The bit of clearing we'll see this afternoon after this morning's storms pass off to the east should help to destabilize the atmosphere in preparation for development of severe storms this afternoon. If this clearing doesn't materialize and we stay more cloudy than sunny across the area, the severe threat will be much lower. These storms should fire up in the mid afternoon across southwest Indiana and Western Kentucky and impact the Louisville area this evening. While most of these will be your run-of-the-mill severe storms with 60mph winds and hail, a few could have supercell structures or bowing segments. The embedded or isolated supercell structures will be powered by the small amount of wind shear (changing wind direction and speed with height - see 5pm NAM model output left) and helicity (turning in the atmosphere) we'll have in the area as storms form. This means a couple isolated tornadoes are possible.

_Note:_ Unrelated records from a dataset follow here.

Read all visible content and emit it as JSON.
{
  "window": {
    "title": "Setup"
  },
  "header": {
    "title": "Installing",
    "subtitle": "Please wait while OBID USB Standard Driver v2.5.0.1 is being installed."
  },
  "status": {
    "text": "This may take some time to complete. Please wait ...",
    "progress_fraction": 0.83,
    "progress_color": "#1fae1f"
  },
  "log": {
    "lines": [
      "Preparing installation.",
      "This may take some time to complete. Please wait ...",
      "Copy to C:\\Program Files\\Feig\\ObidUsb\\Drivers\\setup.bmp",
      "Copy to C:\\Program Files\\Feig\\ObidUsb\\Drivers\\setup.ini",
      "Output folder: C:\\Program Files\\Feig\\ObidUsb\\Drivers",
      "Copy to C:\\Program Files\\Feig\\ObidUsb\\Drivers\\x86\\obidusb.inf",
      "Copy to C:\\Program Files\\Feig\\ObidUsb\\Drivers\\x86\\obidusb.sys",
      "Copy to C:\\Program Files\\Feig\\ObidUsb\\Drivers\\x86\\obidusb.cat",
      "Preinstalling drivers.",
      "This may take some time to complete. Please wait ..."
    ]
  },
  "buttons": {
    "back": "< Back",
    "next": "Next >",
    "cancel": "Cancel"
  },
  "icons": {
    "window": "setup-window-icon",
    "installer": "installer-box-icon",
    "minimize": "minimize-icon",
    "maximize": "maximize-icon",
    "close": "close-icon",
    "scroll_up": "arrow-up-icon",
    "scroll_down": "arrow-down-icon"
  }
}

The bowing segments could produce wind damage as a cold pool of air collects behind some of the more linear storms. These storms will likely last well into the evening and overnight hours and be out of the Louisville area by mid morning tomorrow or earlier. Since there is the risk for wind damage and an isolated tornado or two, the Storm Prediction Center has issued a Slight Risk area for most of Kentucky, Southern Indiana, and portions of Middle Tennessee. A 5% tornado risk exists from Chicago and St. Louis to along the Ohio River, while a 2% risk extends further southward.